Page 151 - Juliet's story, they seem tenacious to a degree, insisting on the fact — giving a date (1303), and snowing a tomb. It is a plain, open, and partly decayed sarcophagus, with withered leaves in it, in a wild and desolate conventual garden, once a cemetery, now ruined to the very graves. The situation struck me as very appropriate to the legend, being blighted as their love.
Page 277 - The Sanskrit language, whatever be its antiquity, is of a wonderful structure; more perfect than the Greek, more copious than the Latin, and more exquisitely refined than either, yet bearing to both of them a stronger affinity, both in the roots of verbs and in the forms of grammar, than could possibly have been produced by accident; so strong indeed, that no philologer could examine them all...
Page 130 - Behind the bush the bowmen hide, The horse beneath the tree ; Where shall I find a knight will ride The jungle paths with me ? There are five and fifty coursers there, And four and fifty men ; When the fifty-fifth shall mount his steed, The Deckan thrives again !
Page 197 - ... of light from the landscape. Over the pure cloudless sky was the glow of the last light. The great mound threw its dark shadow far across the plain. In the distance, and beyond the Zab, Keshaf, another venerable ruin, rose indistinctly into the evening mist. Still more distant, and still more indistinct, was a solitary hill, overlooking the ancient city of Arbela. The Kurdish mountains, whose...
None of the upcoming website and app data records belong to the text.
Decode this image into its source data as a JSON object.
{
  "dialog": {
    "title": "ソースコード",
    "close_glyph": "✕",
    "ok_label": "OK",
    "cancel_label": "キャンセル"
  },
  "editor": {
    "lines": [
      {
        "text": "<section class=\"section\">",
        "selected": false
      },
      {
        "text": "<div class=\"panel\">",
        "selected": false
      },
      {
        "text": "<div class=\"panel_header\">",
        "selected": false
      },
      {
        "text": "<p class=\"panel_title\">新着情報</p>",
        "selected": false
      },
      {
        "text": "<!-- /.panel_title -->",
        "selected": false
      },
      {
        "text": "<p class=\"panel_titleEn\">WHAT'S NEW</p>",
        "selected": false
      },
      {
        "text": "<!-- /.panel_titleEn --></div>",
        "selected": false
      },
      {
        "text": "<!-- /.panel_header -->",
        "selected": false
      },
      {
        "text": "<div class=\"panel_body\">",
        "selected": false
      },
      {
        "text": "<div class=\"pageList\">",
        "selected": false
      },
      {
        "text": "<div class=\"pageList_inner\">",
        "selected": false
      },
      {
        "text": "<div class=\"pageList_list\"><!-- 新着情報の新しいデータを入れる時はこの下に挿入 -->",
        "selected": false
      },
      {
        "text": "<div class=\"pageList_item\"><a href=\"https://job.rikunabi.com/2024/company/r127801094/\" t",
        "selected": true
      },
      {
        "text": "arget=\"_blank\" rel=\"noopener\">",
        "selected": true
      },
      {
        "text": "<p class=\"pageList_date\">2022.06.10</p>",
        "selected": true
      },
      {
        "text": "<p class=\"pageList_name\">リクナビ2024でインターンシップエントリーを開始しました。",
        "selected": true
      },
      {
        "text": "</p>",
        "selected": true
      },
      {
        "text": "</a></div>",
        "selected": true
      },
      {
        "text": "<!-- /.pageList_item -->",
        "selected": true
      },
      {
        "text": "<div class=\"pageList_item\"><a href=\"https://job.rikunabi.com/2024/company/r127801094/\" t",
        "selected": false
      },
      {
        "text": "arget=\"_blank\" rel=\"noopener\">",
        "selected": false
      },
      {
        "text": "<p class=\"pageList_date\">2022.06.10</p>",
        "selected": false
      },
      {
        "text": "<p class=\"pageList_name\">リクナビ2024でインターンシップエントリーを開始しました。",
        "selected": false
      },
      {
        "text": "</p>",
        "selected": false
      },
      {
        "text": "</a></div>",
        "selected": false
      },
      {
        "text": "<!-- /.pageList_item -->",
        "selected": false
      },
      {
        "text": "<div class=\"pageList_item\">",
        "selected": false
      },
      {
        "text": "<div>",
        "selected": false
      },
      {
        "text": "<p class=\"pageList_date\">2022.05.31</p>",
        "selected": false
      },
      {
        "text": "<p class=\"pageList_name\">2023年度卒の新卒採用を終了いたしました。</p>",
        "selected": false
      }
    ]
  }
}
Page 131 - He then shewed me his garden and pagoda, and after a few common-place expressions of the pleasure I felt in seeing so celebrated a warrior, which he answered by saying with a laugh, he should have been glad to make my acquaintance ehewhere, I made my bow and took leave.